When Gartner, the analyst firm, today evaluates MDM solutions they measure their strengths within these use cases:
- MDM of B2C Customer Data, which is about handling master data related to individuals within households acting as buyers (and users) of the products offered by an organisation
- MDM of B2B Customer Data, which is about handling master data related to other organizations acting as buyers (and users) of the products offered by an organisation.
- MDM of Buy-Side Product Data, which is about handling product master data as they are received from other organisations.
- MDM of Sell-Side Product Data, which is about handling product master data as they are provided to other organisations and individuals.

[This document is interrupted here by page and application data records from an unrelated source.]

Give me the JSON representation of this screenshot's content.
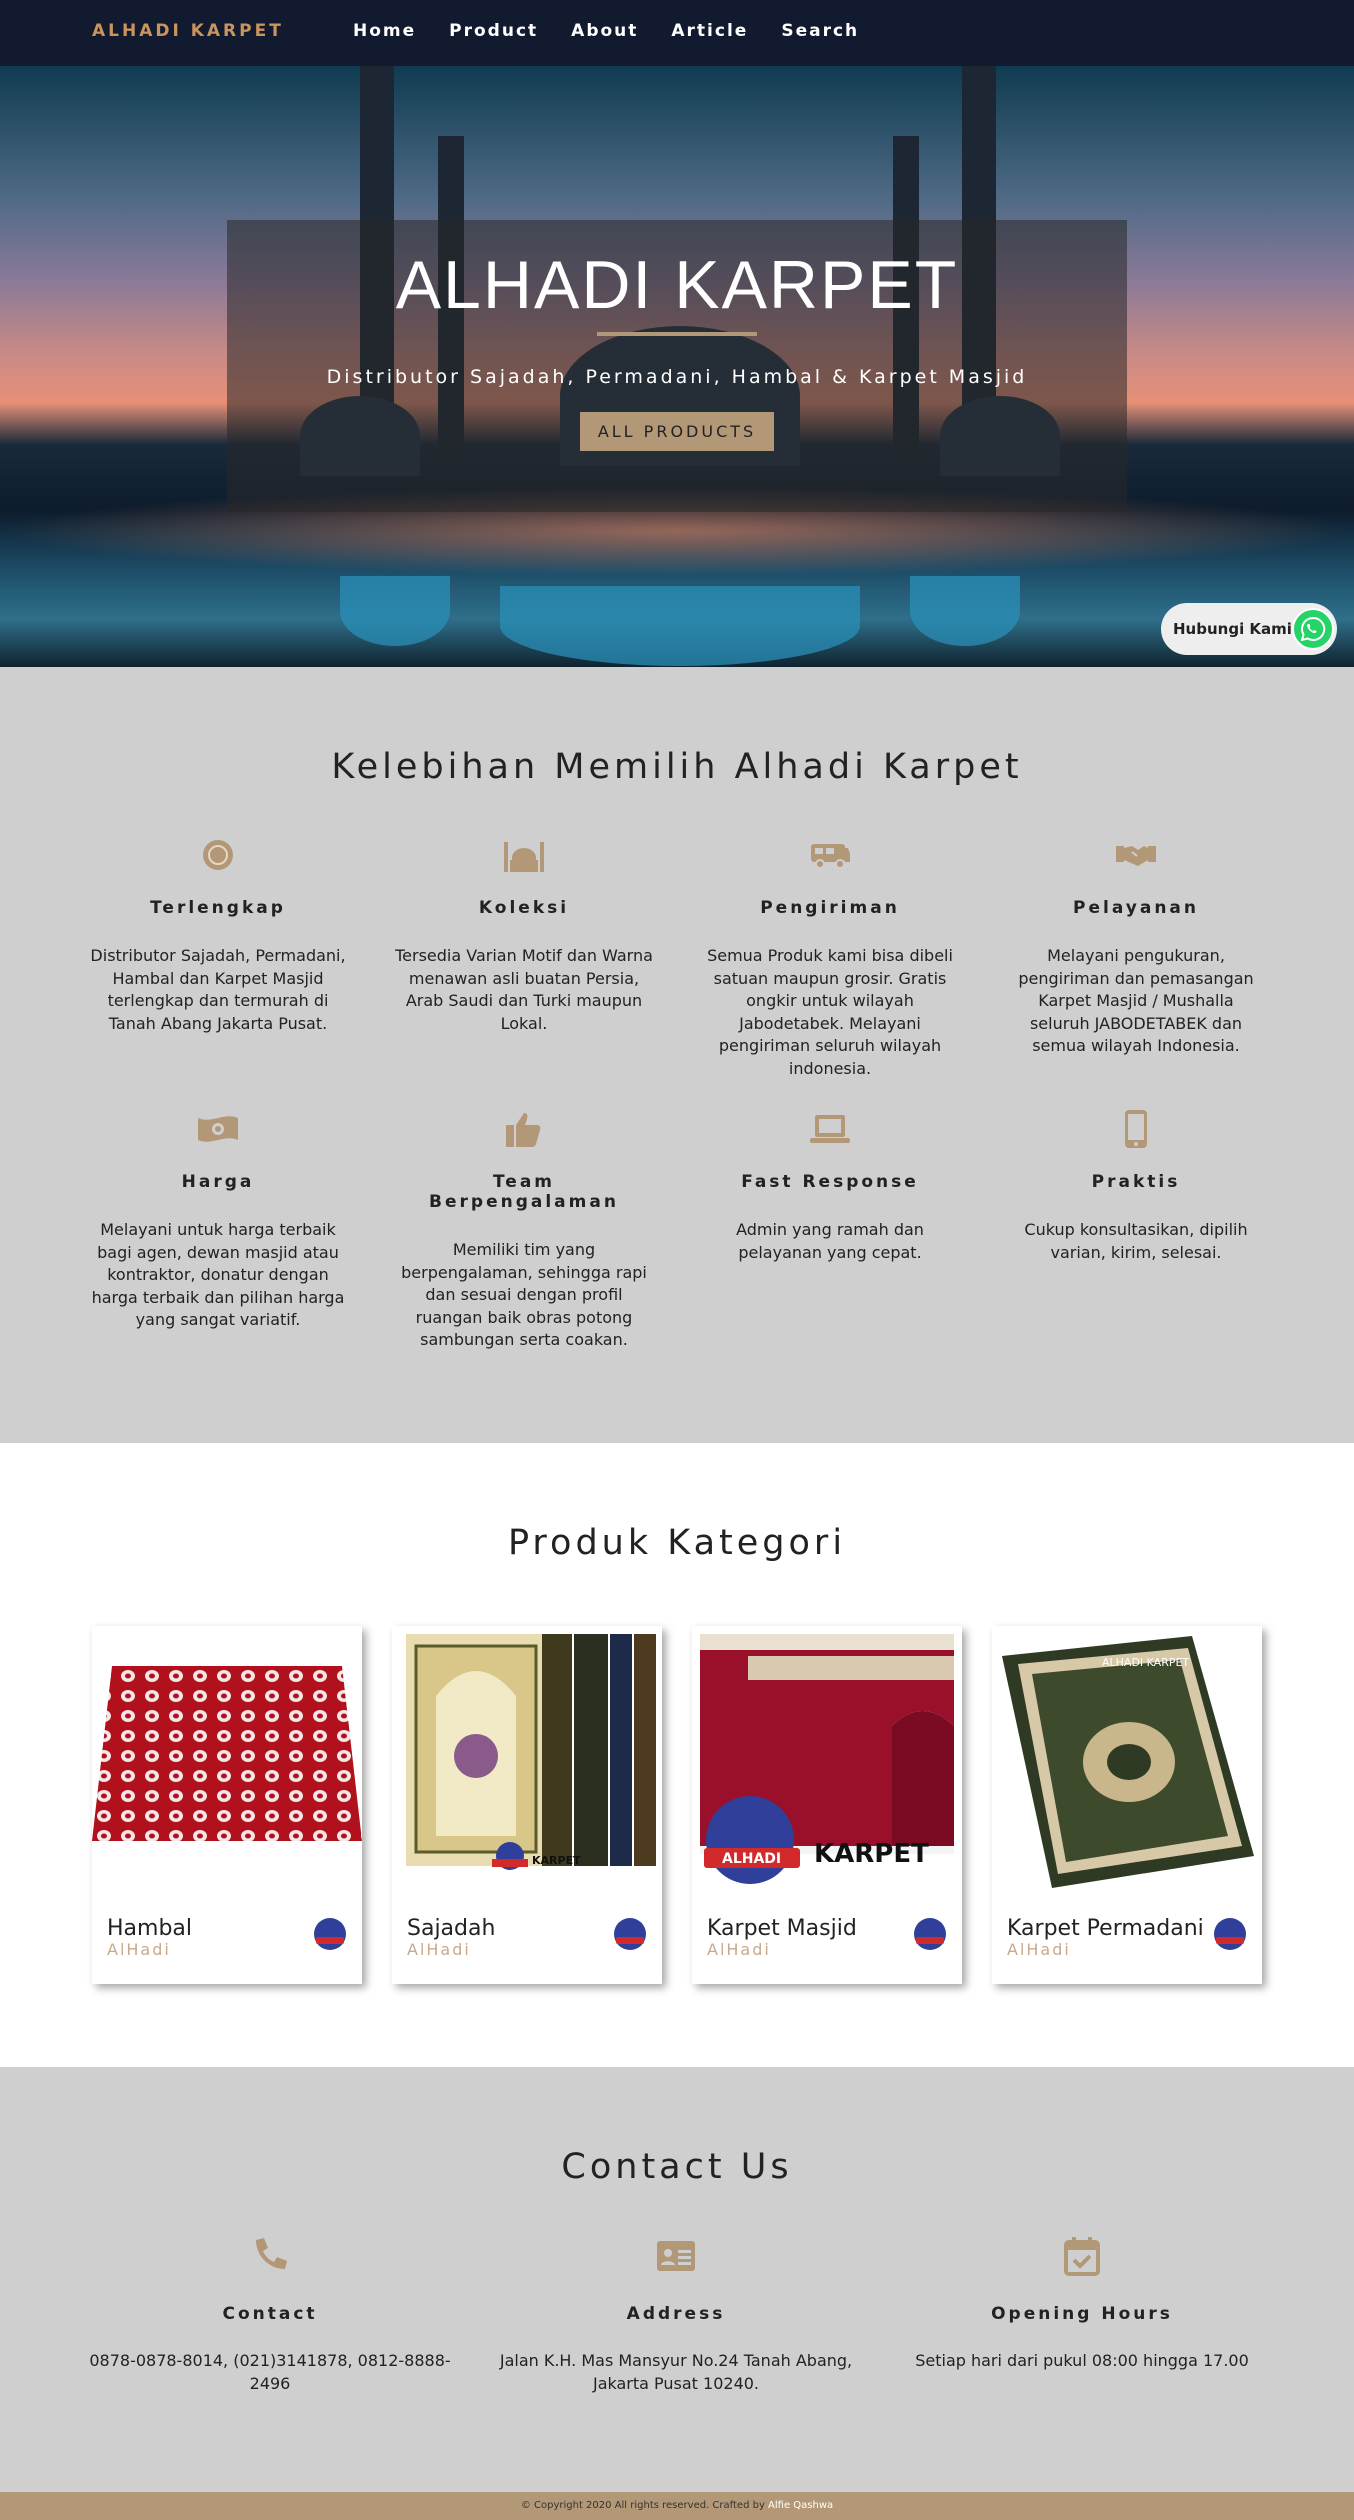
{
  "nav": {
    "brand": "ALHADI KARPET",
    "menu": [
      "Home",
      "Product",
      "About",
      "Article",
      "Search"
    ]
  },
  "hero": {
    "title": "ALHADI KARPET",
    "subtitle": "Distributor Sajadah, Permadani, Hambal & Karpet Masjid",
    "button": "ALL PRODUCTS",
    "whatsapp_label": "Hubungi Kami"
  },
  "advantages": {
    "title": "Kelebihan Memilih Alhadi Karpet",
    "items": [
      {
        "icon": "medal-icon",
        "title": "Terlengkap",
        "text": "Distributor Sajadah, Permadani, Hambal dan Karpet Masjid terlengkap dan termurah di Tanah Abang Jakarta Pusat."
      },
      {
        "icon": "mosque-icon",
        "title": "Koleksi",
        "text": "Tersedia Varian Motif dan Warna menawan asli buatan Persia, Arab Saudi dan Turki maupun Lokal."
      },
      {
        "icon": "van-icon",
        "title": "Pengiriman",
        "text": "Semua Produk kami bisa dibeli satuan maupun grosir. Gratis ongkir untuk wilayah Jabodetabek. Melayani pengiriman seluruh wilayah indonesia."
      },
      {
        "icon": "handshake-icon",
        "title": "Pelayanan",
        "text": "Melayani pengukuran, pengiriman dan pemasangan Karpet Masjid / Mushalla seluruh JABODETABEK dan semua wilayah Indonesia."
      },
      {
        "icon": "money-icon",
        "title": "Harga",
        "text": "Melayani untuk harga terbaik bagi agen, dewan masjid atau kontraktor, donatur dengan harga terbaik dan pilihan harga yang sangat variatif."
      },
      {
        "icon": "thumbs-up-icon",
        "title": "Team Berpengalaman",
        "text": "Memiliki tim yang berpengalaman, sehingga rapi dan sesuai dengan profil ruangan baik obras potong sambungan serta coakan."
      },
      {
        "icon": "laptop-icon",
        "title": "Fast Response",
        "text": "Admin yang ramah dan pelayanan yang cepat."
      },
      {
        "icon": "mobile-icon",
        "title": "Praktis",
        "text": "Cukup konsultasikan, dipilih varian, kirim, selesai."
      }
    ]
  },
  "products": {
    "title": "Produk Kategori",
    "items": [
      {
        "name": "Hambal",
        "brand": "AlHadi"
      },
      {
        "name": "Sajadah",
        "brand": "AlHadi"
      },
      {
        "name": "Karpet Masjid",
        "brand": "AlHadi"
      },
      {
        "name": "Karpet Permadani",
        "brand": "AlHadi"
      }
    ],
    "image_text": {
      "logo": "ALHADI",
      "karpet": "KARPET",
      "permadani_banner": "ALHADI KARPET"
    }
  },
  "contact": {
    "title": "Contact Us",
    "items": [
      {
        "icon": "phone-icon",
        "title": "Contact",
        "text": "0878-0878-8014, (021)3141878, 0812-8888-2496"
      },
      {
        "icon": "address-card-icon",
        "title": "Address",
        "text": "Jalan K.H. Mas Mansyur No.24 Tanah Abang, Jakarta Pusat 10240."
      },
      {
        "icon": "calendar-check-icon",
        "title": "Opening Hours",
        "text": "Setiap hari dari pukul 08:00 hingga 17.00"
      }
    ]
  },
  "footer": {
    "text": "© Copyright 2020 All rights reserved. Crafted by ",
    "credit": "Alfie Qashwa"
  },
  "colors": {
    "accent": "#b39877",
    "nav_bg": "#111a2e",
    "section_bg": "#cfcfcf"
  }
}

- Multidomain MDM, where all the above master data are handled in conjunction with other party roles than customer (eg supplier) and further core objects as locations, assets and more.

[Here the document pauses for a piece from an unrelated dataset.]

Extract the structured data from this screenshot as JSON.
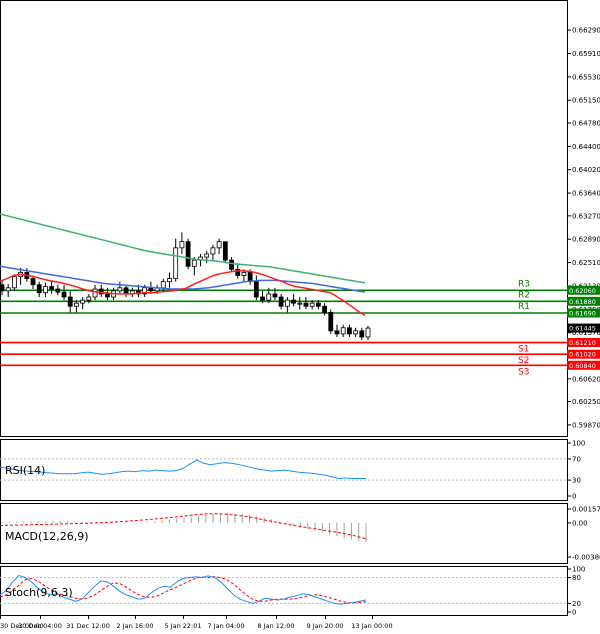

- Multivector MDM, where Gartner adds industries, scenarios, structures and styles to the lingo.
The core party and product picture could look like examined in the post An Alternative Multi-Domain MDM Quadrant. Compared to the Gartner Magic Quadrant lingo (and the underlying critical capabilities) this picture is different because:
- The distinction between B2B and B2C in customer MDM is diminishing and does not today make any significant differentiation between the solutions on the market.
- Handling customer as one of several party roles will be the norm as told in the post Gravitational Waves in the MDM World.
- We need (at least) one good MDMish solution to connect the buy-sides and the sell-sides in business ecosystems as pondered in the post Gravitational Collapse in the PIM Space.